Do you think that accounts for my need to surround myself with things that I find pretty or comforting or life-enhancing, and you’re essentially making do with two spoons and a Built to Spill T-shirt?I had a rug-deprived childhood. Him: It could be. I think when it comes to spending, we are each in our way governed by emotions. Although my emotion is a sense of impending doom, which has no clear source.
Me: Let’s talk about that!
Do you think that if you let yourself have nice things that the bottom would fall out of the flimsy paper bag that is life?
Where does the doom come from? And if we get rid of it, will you lavish me with gifts?
Him: I do occasionally break loose of my psychology to buy nice things — and more often for you than for myself. I bought you that small painting in your office, and it wasn’t even for a special occasion. I just saw it and liked it. And I think/hope I do okay on gifts that enrich your life in some small way, like the pointlessly expensive foot cream that promised to help you sleep better and actually worked, sometimes.
I think this attitude surfaces more aggressively when I am buying for myself. I will never get the fish in black bean sauce for $12.99 if there’s a noodles with ginger and scallion for $4.99, even though I really want the fish and black bean sauce and am blessed enough to be able to afford it.
Message: I’m the real victim here.
Second: If the fish in black bean sauce is what you really want, and you can totally afford it, why not get the lunch you want?
Him: Because I can save $8 and still have something good. The noodles with ginger and scallion are always a decent meal. It’s not like I’m force-feeding myself garbage in the name of fiscal responsibility.
And the other day at Victor’s, I did splurge on that tuna sashimi. Some of it’s a matter of being in a mode of enjoyment versus times when I’m just managing myself. Do you have those modes?
Me: But are you saving $8 thinking you will get something nice someday?
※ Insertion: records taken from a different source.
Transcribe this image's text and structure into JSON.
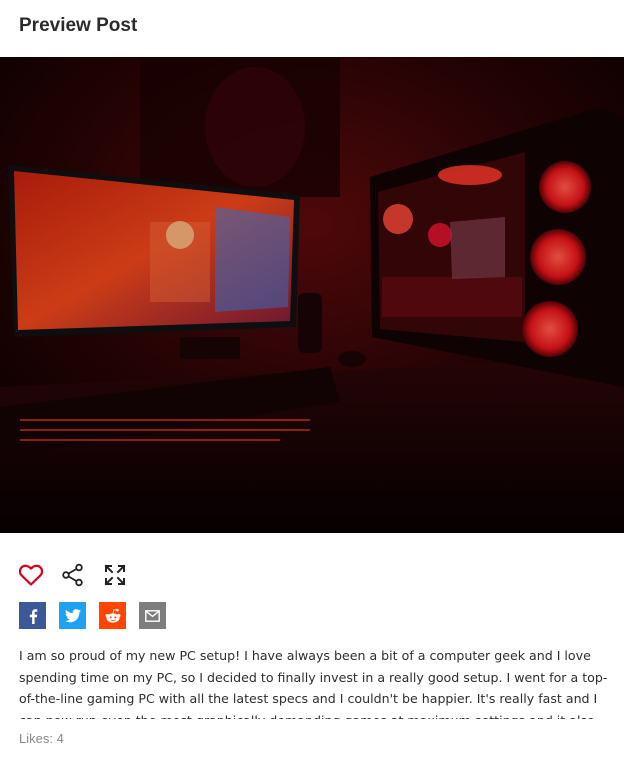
{
  "header": {
    "title": "Preview Post"
  },
  "image": {
    "subject": "red-lit gaming pc setup photo"
  },
  "actions": {
    "like_icon": "heart-outline-icon",
    "share_icon": "share-icon",
    "expand_icon": "fullscreen-icon"
  },
  "share_buttons": [
    {
      "name": "facebook",
      "icon": "facebook-icon",
      "color": "#3b5998"
    },
    {
      "name": "twitter",
      "icon": "twitter-icon",
      "color": "#1da1f2"
    },
    {
      "name": "reddit",
      "icon": "reddit-icon",
      "color": "#ff4500"
    },
    {
      "name": "email",
      "icon": "mail-icon",
      "color": "#7d7d7d"
    }
  ],
  "post": {
    "body": "I am so proud of my new PC setup! I have always been a bit of a computer geek and I love spending time on my PC, so I decided to finally invest in a really good setup. I went for a top-of-the-line gaming PC with all the latest specs and I couldn't be happier. It's really fast and I can now run even the most graphically demanding games at maximum settings and it also makes everything so much smoother."
  },
  "likes": {
    "label": "Likes: 4"
  },
  "colors": {
    "accent": "#d0021b",
    "text": "#2e2e2e",
    "muted": "#8a8a8a"
  }
}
And, does some day ever come?
There are definitely things I am reasonable about. Everyday clothes. Cars. Electronics. I don’t need the fanciest/newest/biggest/best phone or stereo or TV or car. And as indulgent as you think I am, I bet if you could look in other women’s closets, you’d be impressed with my thrift.
What I like, and where I don’t skimp: travel, hotels, bed linens, things that go into making a nice house, food. It doesn’t always need to be the fanciest place, or the most expensive thing on the menu…but if I were having lunch in Chinatown, I’d always get the dish I wanted. And I refuse to be lunch-shamed!
Him: I am not saving for something nice. It’s a bulwark against doom.I am not saving for something nice. It’s a bulwark against doom. Me: But there is no doom! There was never any doom. It was earth, all along. Soylent Green is people. Or, something like that.
Him: I wonder if this will change when my book blows up and then becomes a TV show.
Me: I can only hope we find out.